Exercise goal: For the string "placeholder", state the number of lines in the data that contain it, and nothing else.

*** Opening Given records ***

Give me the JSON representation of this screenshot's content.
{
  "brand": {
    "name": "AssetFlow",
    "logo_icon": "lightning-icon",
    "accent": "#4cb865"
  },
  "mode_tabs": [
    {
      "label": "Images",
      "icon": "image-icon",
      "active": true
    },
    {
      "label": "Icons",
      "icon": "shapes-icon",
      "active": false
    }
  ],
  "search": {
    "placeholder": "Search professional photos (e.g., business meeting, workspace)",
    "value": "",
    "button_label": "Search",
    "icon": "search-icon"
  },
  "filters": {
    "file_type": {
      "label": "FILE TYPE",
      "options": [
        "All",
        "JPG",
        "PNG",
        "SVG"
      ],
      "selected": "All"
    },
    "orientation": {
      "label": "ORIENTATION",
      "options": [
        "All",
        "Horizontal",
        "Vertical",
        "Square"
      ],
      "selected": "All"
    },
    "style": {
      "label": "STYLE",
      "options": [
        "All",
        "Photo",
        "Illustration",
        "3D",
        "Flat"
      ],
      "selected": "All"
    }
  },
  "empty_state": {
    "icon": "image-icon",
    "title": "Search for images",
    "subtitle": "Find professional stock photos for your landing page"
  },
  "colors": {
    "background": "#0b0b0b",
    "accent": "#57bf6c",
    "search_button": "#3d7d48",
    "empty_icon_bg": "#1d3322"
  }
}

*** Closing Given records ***
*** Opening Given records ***

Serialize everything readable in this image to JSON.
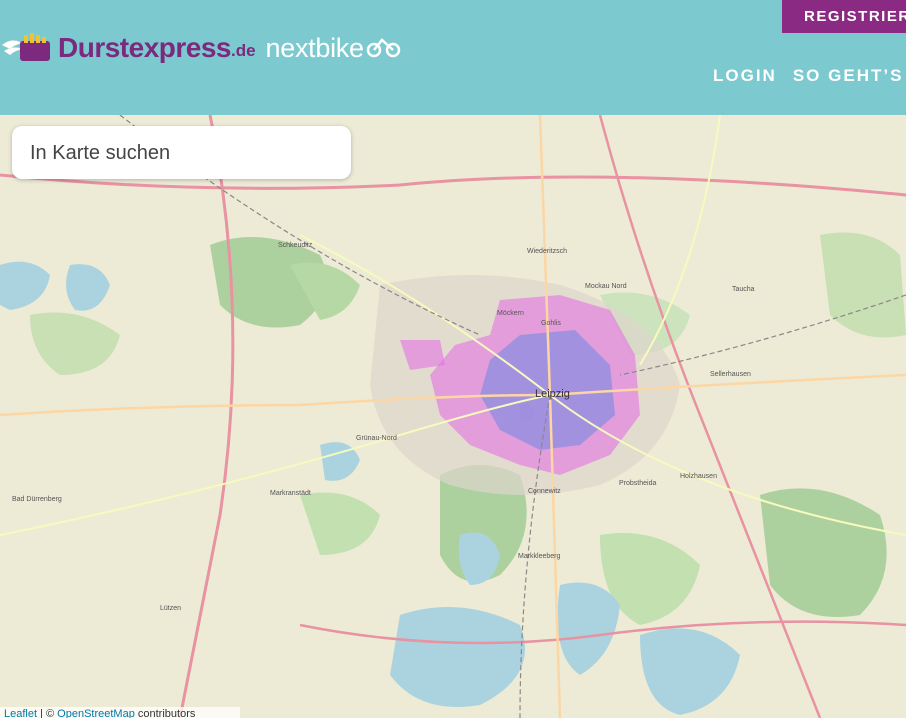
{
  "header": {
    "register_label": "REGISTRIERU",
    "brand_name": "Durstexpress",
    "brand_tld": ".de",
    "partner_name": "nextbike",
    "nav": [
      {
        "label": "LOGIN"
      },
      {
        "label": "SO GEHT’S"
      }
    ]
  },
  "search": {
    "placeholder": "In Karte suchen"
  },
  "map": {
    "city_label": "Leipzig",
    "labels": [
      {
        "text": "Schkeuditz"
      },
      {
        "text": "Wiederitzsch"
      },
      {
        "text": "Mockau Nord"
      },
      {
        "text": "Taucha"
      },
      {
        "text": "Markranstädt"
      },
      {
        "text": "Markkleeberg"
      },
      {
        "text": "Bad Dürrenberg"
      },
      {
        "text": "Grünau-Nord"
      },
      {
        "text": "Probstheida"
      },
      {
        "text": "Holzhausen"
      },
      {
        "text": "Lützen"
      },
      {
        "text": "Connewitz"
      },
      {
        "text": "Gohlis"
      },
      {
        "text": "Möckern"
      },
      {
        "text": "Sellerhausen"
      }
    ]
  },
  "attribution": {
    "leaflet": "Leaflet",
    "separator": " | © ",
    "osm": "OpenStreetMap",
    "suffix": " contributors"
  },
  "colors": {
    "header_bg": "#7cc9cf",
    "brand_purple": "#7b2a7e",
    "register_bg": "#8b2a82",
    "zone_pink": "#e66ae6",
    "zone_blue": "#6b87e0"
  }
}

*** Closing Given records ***

Answer section: 2